by Danny Oberman and Raissa Hacohen
Judaism is a religion based on tradition. Our Jewish heritage is passed from generation to generation, and, without the transfer of custom from parent to child, the fabric of traditions quickly unravel. The break in continuity is fast, and red flags are raised in discussions of the Jewish future. As we enter the 21st century, there are signs that technology is about to play a significant role in the transfer of tradition.
Most of us have little knowledge of exactly what customs our great grandparents practiced. Few have any idea how their great grandparents ran their Passover Seders. How did they celebrate? Did they drink red wine or grape juice? What did they sing? What type of dishes did they make? What crises in their communities concerned them? How did they respond to “modern trends”? Sadly, we are in the dark about the details of the Jewish life our ancestors led. Those who are fortunate, have some preserved written record of their ancestors’ traditions – but without visual or audio enrichment.

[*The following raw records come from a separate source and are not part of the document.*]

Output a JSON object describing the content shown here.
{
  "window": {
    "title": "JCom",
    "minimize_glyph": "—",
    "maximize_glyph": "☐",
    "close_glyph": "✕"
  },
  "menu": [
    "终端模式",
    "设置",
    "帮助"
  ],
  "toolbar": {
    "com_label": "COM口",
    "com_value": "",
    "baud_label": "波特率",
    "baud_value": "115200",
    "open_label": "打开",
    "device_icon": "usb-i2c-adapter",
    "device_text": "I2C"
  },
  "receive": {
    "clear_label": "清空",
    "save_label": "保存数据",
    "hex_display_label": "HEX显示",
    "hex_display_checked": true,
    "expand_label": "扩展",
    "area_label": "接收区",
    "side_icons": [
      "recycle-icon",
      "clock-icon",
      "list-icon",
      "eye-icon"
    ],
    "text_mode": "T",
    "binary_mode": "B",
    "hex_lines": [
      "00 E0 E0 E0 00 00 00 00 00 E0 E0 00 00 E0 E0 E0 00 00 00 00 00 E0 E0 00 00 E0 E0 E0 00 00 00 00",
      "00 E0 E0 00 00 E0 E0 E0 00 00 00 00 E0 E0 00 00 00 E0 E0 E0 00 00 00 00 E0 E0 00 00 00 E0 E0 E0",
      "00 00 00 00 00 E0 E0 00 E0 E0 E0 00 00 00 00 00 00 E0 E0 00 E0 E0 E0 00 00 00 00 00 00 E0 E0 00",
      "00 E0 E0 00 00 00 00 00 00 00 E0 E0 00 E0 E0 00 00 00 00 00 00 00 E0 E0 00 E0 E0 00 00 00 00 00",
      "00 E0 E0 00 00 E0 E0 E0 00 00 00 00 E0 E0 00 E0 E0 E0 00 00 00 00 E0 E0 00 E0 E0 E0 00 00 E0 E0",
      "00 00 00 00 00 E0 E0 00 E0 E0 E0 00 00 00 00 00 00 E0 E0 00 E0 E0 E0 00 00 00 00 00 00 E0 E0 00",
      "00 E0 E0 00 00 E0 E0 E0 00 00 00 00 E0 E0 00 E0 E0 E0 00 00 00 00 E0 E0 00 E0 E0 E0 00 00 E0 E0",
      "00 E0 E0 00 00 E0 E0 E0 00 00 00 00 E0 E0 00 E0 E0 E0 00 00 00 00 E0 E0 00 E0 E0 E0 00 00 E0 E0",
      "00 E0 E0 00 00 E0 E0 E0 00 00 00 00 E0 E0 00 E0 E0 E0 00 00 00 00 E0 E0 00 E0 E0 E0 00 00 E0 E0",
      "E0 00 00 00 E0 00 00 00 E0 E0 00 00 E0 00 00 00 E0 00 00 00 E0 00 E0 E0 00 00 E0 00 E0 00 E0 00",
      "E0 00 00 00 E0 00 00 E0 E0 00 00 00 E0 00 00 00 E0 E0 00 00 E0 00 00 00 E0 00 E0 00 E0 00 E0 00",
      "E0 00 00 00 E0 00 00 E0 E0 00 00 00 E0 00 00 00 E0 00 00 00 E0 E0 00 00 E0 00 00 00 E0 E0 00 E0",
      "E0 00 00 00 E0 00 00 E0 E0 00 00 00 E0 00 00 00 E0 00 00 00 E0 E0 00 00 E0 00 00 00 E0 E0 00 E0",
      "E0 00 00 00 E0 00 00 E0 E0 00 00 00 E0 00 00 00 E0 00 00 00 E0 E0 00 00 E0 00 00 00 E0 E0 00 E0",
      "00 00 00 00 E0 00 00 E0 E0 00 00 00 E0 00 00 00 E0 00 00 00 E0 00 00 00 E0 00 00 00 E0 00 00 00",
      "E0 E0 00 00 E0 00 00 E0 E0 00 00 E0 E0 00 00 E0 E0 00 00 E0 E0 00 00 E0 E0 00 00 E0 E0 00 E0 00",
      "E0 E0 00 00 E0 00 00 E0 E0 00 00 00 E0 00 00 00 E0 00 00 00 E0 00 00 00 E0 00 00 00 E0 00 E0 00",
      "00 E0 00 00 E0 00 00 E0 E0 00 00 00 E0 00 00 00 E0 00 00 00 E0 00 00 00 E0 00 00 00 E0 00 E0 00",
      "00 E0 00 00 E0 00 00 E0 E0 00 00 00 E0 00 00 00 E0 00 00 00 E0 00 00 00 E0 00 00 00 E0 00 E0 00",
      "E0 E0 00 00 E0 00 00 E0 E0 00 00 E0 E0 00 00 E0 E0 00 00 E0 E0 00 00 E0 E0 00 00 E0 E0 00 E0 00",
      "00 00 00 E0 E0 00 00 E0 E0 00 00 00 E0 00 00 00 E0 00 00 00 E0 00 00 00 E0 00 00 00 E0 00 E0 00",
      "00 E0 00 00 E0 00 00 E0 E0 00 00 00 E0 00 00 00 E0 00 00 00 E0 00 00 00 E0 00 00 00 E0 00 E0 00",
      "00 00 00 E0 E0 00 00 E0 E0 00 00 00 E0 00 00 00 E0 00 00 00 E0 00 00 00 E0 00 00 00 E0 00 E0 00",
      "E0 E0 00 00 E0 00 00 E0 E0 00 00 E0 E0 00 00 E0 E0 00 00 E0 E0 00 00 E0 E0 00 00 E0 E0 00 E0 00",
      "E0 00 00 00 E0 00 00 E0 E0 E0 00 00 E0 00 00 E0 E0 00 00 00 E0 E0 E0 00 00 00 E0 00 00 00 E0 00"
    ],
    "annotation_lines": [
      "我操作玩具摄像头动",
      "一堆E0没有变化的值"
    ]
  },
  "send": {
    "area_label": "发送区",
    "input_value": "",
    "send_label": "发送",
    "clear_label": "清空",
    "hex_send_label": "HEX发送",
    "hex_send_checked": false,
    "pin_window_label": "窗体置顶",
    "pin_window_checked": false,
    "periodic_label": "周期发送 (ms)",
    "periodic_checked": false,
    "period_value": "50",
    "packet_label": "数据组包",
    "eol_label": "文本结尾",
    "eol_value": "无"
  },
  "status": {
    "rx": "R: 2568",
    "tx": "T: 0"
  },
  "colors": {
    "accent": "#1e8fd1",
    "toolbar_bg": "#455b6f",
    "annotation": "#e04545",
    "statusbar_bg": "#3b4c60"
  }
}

A fundamental change is transpiring without fanfare. It is conceivable that our Jewish lives will be accessible to our descendants. As our involvement with social media increases, digital records of all of our activities are being created. By listing a family custom on Haggadot.com, or viewing someone’s timeline on Facebook, future generations will have the ability to see us interacting with other Jews and laugh at our concerns or perhaps be impressed with our commitment.
Comments we make on articles we’ve read, videos of us celebrating weddings, bar & bat mitzvas, or even the increasingly common live broadcast of eulogies, will all be accessible to future generations. Our children who are often being educated with digital tools will have future generations searching through their school records and inspired or challenged by what they find.
Unlike our generation, where minimal amounts of information have trickled down to us regarding the Jewish customs of our ancestors, today, an unprecedented volume of current Jewish practice is being accumulated in “the cloud”. Jews in the future will be able to view a wealth of Jewish practice and study the traditions of their ancestors (us) at a level of detail we cannot even imagine today.
Although “Digital Traditions” will serve as key research and educational tools, it is difficult to predict their long-term influence in maintaining Jewish continuity. The next generation must have the opportunity to steal an afikoman or smell an etrog – sensory experiences that are not transferable in any digital format. It is one thing to view history, it is quite another to create it.
While every generation bears the responsibility of passing on traditions, the digital realm has become the great accumulator of current Jewish tradition, culture and dialogue. It is both humbling and empowering to consider that we are the first generation in Jewish history to be leaving behind an unprecedented recording of our lives.
Danny Oberman and Raissa Hacohen co-founded the Fulcrum Project, a platform which leverages social media to promote Jewish engagement. For more information, please visit jewishsocialmedia.org.